▸ **TASK DIRECTIONS**: Print every record word for word.

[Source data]
■ ■ ■

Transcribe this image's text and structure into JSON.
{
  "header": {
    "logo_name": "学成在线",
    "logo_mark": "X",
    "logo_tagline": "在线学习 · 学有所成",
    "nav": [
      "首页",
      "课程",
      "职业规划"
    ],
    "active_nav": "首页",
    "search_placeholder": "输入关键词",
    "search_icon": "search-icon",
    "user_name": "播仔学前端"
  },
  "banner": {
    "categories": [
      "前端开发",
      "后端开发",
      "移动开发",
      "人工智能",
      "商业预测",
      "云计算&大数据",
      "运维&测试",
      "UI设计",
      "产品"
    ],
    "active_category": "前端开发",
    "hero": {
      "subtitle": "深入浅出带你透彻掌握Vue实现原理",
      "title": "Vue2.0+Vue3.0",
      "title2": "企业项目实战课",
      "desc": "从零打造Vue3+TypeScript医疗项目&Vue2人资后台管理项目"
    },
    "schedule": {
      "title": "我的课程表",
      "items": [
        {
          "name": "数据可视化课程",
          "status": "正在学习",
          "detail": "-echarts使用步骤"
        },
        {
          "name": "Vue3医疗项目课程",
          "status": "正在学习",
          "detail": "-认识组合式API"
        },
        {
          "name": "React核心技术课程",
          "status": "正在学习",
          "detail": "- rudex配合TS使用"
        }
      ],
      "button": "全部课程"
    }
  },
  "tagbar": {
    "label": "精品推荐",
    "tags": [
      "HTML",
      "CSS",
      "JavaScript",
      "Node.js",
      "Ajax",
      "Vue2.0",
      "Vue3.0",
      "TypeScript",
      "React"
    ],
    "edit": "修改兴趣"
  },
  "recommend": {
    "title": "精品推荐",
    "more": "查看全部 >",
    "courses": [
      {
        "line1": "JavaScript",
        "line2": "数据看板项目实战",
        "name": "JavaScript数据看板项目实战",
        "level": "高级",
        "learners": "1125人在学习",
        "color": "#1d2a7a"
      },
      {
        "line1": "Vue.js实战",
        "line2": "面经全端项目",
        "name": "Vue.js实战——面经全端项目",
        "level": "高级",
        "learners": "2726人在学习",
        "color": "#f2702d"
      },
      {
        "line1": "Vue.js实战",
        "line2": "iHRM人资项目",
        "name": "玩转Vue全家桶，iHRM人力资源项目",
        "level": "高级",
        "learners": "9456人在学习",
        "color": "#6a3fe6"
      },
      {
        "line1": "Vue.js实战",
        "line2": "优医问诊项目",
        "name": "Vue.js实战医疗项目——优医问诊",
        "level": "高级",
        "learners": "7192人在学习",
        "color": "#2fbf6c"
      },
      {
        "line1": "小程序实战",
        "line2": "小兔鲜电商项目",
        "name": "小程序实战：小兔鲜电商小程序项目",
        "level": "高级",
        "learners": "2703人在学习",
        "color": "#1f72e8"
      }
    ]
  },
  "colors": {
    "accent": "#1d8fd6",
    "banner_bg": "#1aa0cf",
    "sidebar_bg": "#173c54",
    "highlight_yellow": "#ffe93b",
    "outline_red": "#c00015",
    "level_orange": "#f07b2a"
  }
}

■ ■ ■

▸ **RESPONSE TO THE TASK**:
Transcribe this image's text and structure into JSON.
{
  "header": {
    "logo_name": "学成在线",
    "logo_mark": "X",
    "logo_tagline": "在线学习 · 学有所成",
    "nav": [
      "首页",
      "课程",
      "职业规划"
    ],
    "active_nav": "首页",
    "search_placeholder": "输入关键词",
    "search_icon": "search-icon",
    "user_name": "播仔学前端"
  },
  "banner": {
    "categories": [
      "前端开发",
      "后端开发",
      "移动开发",
      "人工智能",
      "商业预测",
      "云计算&大数据",
      "运维&测试",
      "UI设计",
      "产品"
    ],
    "active_category": "前端开发",
    "hero": {
      "subtitle": "深入浅出带你透彻掌握Vue实现原理",
      "title": "Vue2.0+Vue3.0",
      "title2": "企业项目实战课",
      "desc": "从零打造Vue3+TypeScript医疗项目&Vue2人资后台管理项目"
    },
    "schedule": {
      "title": "我的课程表",
      "items": [
        {
          "name": "数据可视化课程",
          "status": "正在学习",
          "detail": "-echarts使用步骤"
        },
        {
          "name": "Vue3医疗项目课程",
          "status": "正在学习",
          "detail": "-认识组合式API"
        },
        {
          "name": "React核心技术课程",
          "status": "正在学习",
          "detail": "- rudex配合TS使用"
        }
      ],
      "button": "全部课程"
    }
  },
  "tagbar": {
    "label": "精品推荐",
    "tags": [
      "HTML",
      "CSS",
      "JavaScript",
      "Node.js",
      "Ajax",
      "Vue2.0",
      "Vue3.0",
      "TypeScript",
      "React"
    ],
    "edit": "修改兴趣"
  },
  "recommend": {
    "title": "精品推荐",
    "more": "查看全部 >",
    "courses": [
      {
        "line1": "JavaScript",
        "line2": "数据看板项目实战",
        "name": "JavaScript数据看板项目实战",
        "level": "高级",
        "learners": "1125人在学习",
        "color": "#1d2a7a"
      },
      {
        "line1": "Vue.js实战",
        "line2": "面经全端项目",
        "name": "Vue.js实战——面经全端项目",
        "level": "高级",
        "learners": "2726人在学习",
        "color": "#f2702d"
      },
      {
        "line1": "Vue.js实战",
        "line2": "iHRM人资项目",
        "name": "玩转Vue全家桶，iHRM人力资源项目",
        "level": "高级",
        "learners": "9456人在学习",
        "color": "#6a3fe6"
      },
      {
        "line1": "Vue.js实战",
        "line2": "优医问诊项目",
        "name": "Vue.js实战医疗项目——优医问诊",
        "level": "高级",
        "learners": "7192人在学习",
        "color": "#2fbf6c"
      },
      {
        "line1": "小程序实战",
        "line2": "小兔鲜电商项目",
        "name": "小程序实战：小兔鲜电商小程序项目",
        "level": "高级",
        "learners": "2703人在学习",
        "color": "#1f72e8"
      }
    ]
  },
  "colors": {
    "accent": "#1d8fd6",
    "banner_bg": "#1aa0cf",
    "sidebar_bg": "#173c54",
    "highlight_yellow": "#ffe93b",
    "outline_red": "#c00015",
    "level_orange": "#f07b2a"
  }
}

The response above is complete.